Most states require landlord repairs within a specific time frame after proper notice. This ranges from 24 hours to 30 days, depending on the state and the specific issue. Some states only require a “reasonable time” for repairs. In practice, this almost never is more than 30 days.
States Without Specific Time Frames for Landlord Repairs
About one-quarter of U.S. states don’t provide a specific time frame for landlord repairs. The default standard in most of these states is for repairs within a “reasonable time.” (Wisconsin requires completed repairs “promptly.” Courts interpret this to be faster than the reasonable-time standard would require.)
What counts as a “reasonable” time gets decided case by case. Courts will allow much less time to replace a broken lock than to replace a damaged roof, for example. In practice, it’s almost never reasonable to delay repairs without provable justification. A landlord who takes more than a couple of weeks to begin most repairs is usually liable for a violation.
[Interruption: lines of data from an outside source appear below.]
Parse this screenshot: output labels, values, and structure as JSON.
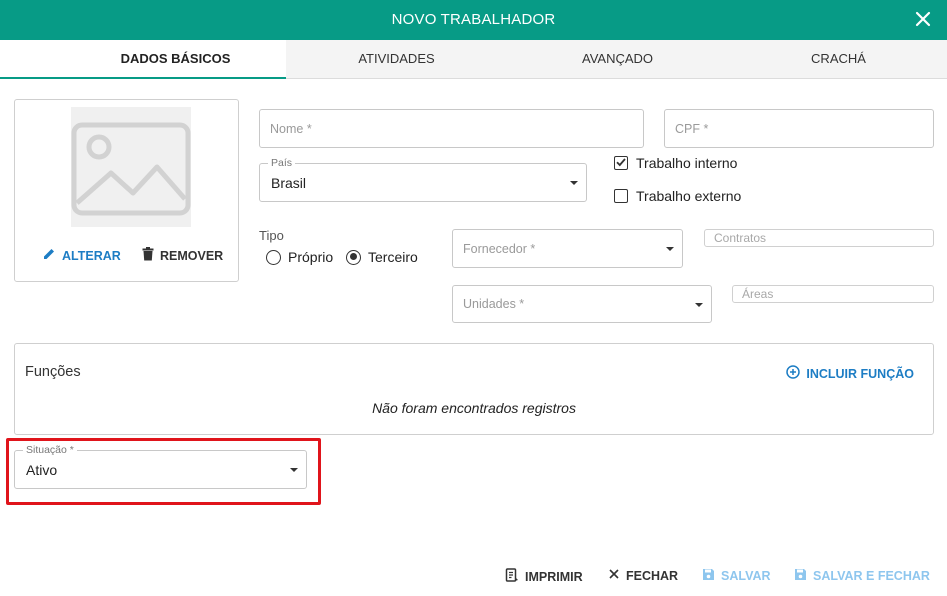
{
  "dialog": {
    "title": "NOVO TRABALHADOR"
  },
  "tabs": [
    {
      "label": "DADOS BÁSICOS",
      "active": true
    },
    {
      "label": "ATIVIDADES",
      "active": false
    },
    {
      "label": "AVANÇADO",
      "active": false
    },
    {
      "label": "CRACHÁ",
      "active": false
    }
  ],
  "photo": {
    "alter_label": "ALTERAR",
    "remove_label": "REMOVER",
    "placeholder_icon": "image-icon"
  },
  "form": {
    "nome_placeholder": "Nome *",
    "cpf_placeholder": "CPF *",
    "pais": {
      "label": "País",
      "value": "Brasil"
    },
    "trabalho_interno": {
      "label": "Trabalho interno",
      "checked": true
    },
    "trabalho_externo": {
      "label": "Trabalho externo",
      "checked": false
    },
    "tipo": {
      "label": "Tipo",
      "options": [
        "Próprio",
        "Terceiro"
      ],
      "selected": "Terceiro"
    },
    "fornecedor_placeholder": "Fornecedor *",
    "contratos_placeholder": "Contratos",
    "unidades_placeholder": "Unidades *",
    "areas_placeholder": "Áreas"
  },
  "funcoes": {
    "title": "Funções",
    "add_label": "INCLUIR FUNÇÃO",
    "empty_text": "Não foram encontrados registros"
  },
  "situacao": {
    "label": "Situação *",
    "value": "Ativo"
  },
  "footer": {
    "print_label": "IMPRIMIR",
    "close_label": "FECHAR",
    "save_label": "SALVAR",
    "save_close_label": "SALVAR E FECHAR"
  },
  "colors": {
    "header": "#079b86",
    "accent_blue": "#1d7dc4",
    "disabled_blue": "#8ec6ee",
    "highlight": "#e0141b"
  }
}
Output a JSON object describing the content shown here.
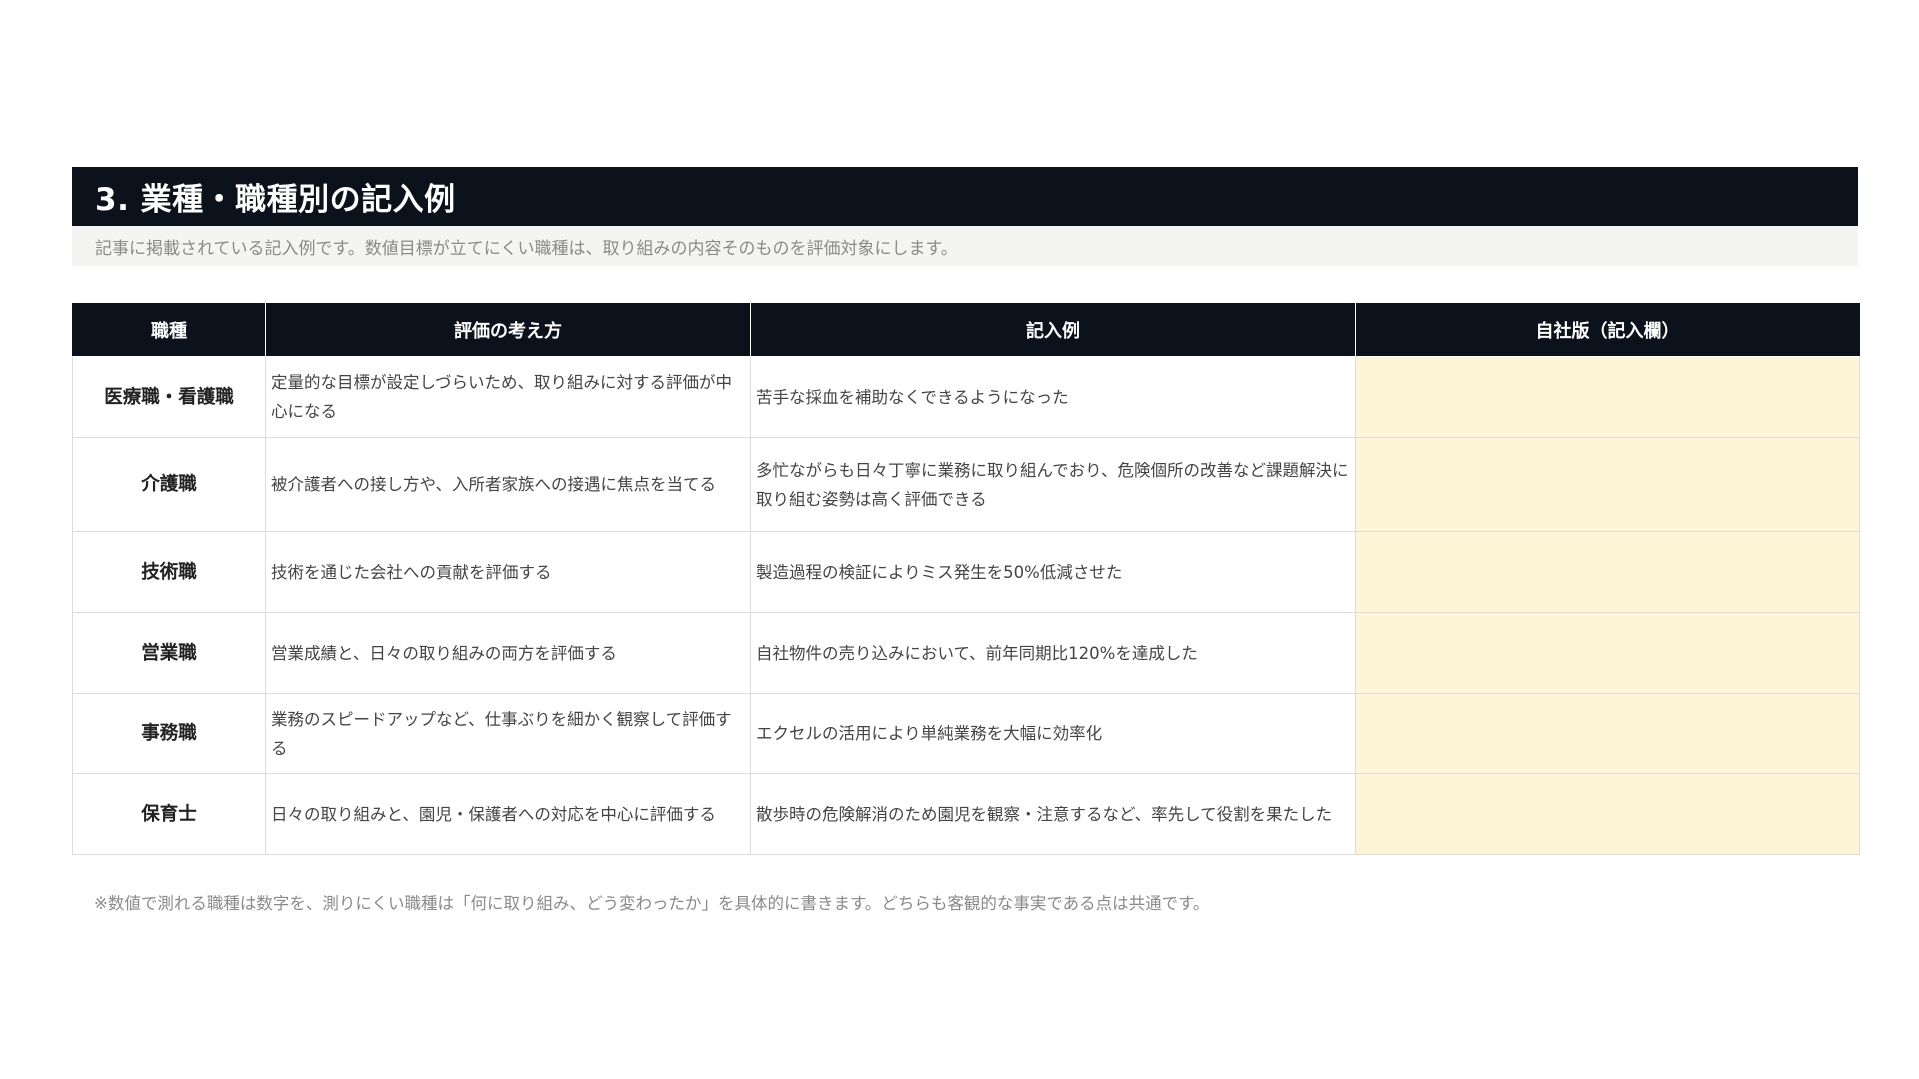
{
  "section": {
    "title": "3. 業種・職種別の記入例",
    "subtitle": "記事に掲載されている記入例です。数値目標が立てにくい職種は、取り組みの内容そのものを評価対象にします。"
  },
  "table": {
    "headers": {
      "job": "職種",
      "approach": "評価の考え方",
      "example": "記入例",
      "own": "自社版（記入欄）"
    },
    "rows": [
      {
        "job": "医療職・看護職",
        "approach": "定量的な目標が設定しづらいため、取り組みに対する評価が中心になる",
        "example": "苦手な採血を補助なくできるようになった",
        "own": ""
      },
      {
        "job": "介護職",
        "approach": "被介護者への接し方や、入所者家族への接遇に焦点を当てる",
        "example": "多忙ながらも日々丁寧に業務に取り組んでおり、危険個所の改善など課題解決に取り組む姿勢は高く評価できる",
        "own": ""
      },
      {
        "job": "技術職",
        "approach": "技術を通じた会社への貢献を評価する",
        "example": "製造過程の検証によりミス発生を50%低減させた",
        "own": ""
      },
      {
        "job": "営業職",
        "approach": "営業成績と、日々の取り組みの両方を評価する",
        "example": "自社物件の売り込みにおいて、前年同期比120%を達成した",
        "own": ""
      },
      {
        "job": "事務職",
        "approach": "業務のスピードアップなど、仕事ぶりを細かく観察して評価する",
        "example": "エクセルの活用により単純業務を大幅に効率化",
        "own": ""
      },
      {
        "job": "保育士",
        "approach": "日々の取り組みと、園児・保護者への対応を中心に評価する",
        "example": "散歩時の危険解消のため園児を観察・注意するなど、率先して役割を果たした",
        "own": ""
      }
    ]
  },
  "note": "※数値で測れる職種は数字を、測りにくい職種は「何に取り組み、どう変わったか」を具体的に書きます。どちらも客観的な事実である点は共通です。",
  "colors": {
    "header_bg": "#0b121b",
    "subtitle_bg": "#f4f4f2",
    "entry_cell_bg": "#fdf5d6"
  }
}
Consequences for Landlord Failure to Pay for Repairs
Landlord failure to pay for repairs as required is a violation of landlord-tenant law. State laws vary, but if a landlord doesn’t pay for repairs after proper notice from the tenant, a tenant can often stop or reduce rent payments.
The following remedies also may be available: